Should you travel to Iceland after COVID?

Traveling to Iceland after COVID is just as fun and exciting as traveling here before COVID. Everything is open for business, and visitors can access all of Iceland’s attractions as usual! You can check out these day trips from Reykjavik or visit one (or more) of Iceland’s 15 best hot springs! Just make sure to book your rental car in advance on Hertz.is and secure your accommodation as early as possible, and always book direct with the provider to make sure you can make changes as needed.

Recommended rental cars

Rent a Mazda CX 30 in Iceland

Mazda CX-30 or similar | Automatic| 2WD

JGAR | Group: C6 (JGAR)

  • 5 Passengers
  • Automatic
  • Airconditioning
  • 5 Doors
4wd land rover defender hire in iceland

Land Rover Defender or similar | Automatic | 4×4

PFAN | Group: G6 (PFAN)

  • 5 Passengers
  • Automatic
  • Airconditioning
  • 5 Doors
rent a hyundai Tucson in Iceland

Hyundai Tucson Hybrid or similar | Automatic | 4×4

IFAI | Group: N3 (IFAI)

  • 5 Passengers
  • Automatic
  • 3 Large Luggage, 1 Small luggage
  • Airconditioning
  • 5 Doors
rent a tesla model Y in Iceland

Tesla Model Y or similar | Automatic | 4×4

UGDC | Group: V1 (UGDC)

  • 5 Passengers
  • Automatic
  • Airconditioning
  • 5 Doors
Skoda Octavia Wagon or similar | Automatic | 4×4

Skoda Octavia Wagon or similar | Automatic | 4×4

IWAN | Group: P (IWAN)

  • 5 Passengers
  • Automatic
  • Airconditioning
  • 5 Doors
KIA Sportage or similar| automatic | 4x4
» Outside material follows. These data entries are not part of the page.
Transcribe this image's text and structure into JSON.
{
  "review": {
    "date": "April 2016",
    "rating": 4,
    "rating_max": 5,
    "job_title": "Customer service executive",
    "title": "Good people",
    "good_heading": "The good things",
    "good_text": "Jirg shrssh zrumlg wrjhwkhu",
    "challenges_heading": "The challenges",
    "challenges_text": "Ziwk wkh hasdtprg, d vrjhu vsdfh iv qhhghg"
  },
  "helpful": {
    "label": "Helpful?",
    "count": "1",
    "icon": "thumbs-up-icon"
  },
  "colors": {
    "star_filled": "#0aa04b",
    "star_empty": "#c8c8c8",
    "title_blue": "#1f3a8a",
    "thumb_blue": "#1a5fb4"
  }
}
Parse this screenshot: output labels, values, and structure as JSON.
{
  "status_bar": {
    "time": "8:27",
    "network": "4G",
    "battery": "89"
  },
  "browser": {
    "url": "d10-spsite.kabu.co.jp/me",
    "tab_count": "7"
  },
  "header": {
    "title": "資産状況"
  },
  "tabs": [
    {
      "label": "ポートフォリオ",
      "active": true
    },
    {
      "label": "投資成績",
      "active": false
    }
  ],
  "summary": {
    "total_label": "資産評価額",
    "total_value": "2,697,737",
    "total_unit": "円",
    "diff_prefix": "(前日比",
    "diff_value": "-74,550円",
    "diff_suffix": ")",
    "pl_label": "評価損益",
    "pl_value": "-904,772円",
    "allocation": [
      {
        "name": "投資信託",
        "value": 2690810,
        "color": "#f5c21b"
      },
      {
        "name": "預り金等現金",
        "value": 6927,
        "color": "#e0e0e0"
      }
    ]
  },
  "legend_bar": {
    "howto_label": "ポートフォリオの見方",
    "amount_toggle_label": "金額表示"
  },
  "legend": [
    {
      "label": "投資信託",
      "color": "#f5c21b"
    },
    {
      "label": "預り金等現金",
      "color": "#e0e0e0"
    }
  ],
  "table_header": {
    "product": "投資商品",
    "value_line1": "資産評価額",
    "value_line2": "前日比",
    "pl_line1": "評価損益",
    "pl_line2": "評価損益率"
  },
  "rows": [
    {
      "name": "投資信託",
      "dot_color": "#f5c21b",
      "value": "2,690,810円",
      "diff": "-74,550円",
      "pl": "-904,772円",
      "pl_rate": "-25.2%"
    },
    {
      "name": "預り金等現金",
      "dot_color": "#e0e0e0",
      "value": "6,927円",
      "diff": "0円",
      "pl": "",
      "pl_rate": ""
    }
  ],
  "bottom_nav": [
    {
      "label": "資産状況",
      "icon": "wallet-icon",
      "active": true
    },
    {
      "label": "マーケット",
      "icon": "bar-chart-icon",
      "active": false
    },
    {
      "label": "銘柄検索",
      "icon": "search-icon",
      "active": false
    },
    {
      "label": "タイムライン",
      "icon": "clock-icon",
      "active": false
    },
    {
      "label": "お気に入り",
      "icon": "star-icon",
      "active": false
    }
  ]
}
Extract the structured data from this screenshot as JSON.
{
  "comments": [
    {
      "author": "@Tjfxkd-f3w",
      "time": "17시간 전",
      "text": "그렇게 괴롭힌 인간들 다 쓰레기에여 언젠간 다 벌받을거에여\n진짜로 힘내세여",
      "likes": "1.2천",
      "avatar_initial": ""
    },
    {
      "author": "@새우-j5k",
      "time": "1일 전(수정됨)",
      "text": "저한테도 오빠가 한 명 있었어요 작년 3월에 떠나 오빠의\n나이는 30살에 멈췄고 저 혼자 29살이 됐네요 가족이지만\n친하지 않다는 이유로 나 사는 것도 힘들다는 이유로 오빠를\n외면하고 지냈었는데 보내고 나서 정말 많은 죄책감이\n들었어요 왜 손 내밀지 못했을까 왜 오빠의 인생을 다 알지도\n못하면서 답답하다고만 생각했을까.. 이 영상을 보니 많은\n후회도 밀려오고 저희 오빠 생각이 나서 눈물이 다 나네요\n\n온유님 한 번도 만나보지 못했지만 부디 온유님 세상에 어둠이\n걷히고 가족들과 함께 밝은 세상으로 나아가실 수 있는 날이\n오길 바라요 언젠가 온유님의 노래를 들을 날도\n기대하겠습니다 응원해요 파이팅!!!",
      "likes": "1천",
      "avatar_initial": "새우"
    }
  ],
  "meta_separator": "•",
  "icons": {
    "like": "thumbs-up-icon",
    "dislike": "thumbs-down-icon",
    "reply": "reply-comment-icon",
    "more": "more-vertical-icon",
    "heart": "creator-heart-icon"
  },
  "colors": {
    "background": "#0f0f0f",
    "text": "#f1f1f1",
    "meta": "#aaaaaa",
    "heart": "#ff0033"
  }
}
KIA Sportage or similar| Manual | 4×4

IFMN | Group: F (IFMN)

  • 5 Passengers
  • Manual
  • 5 Doors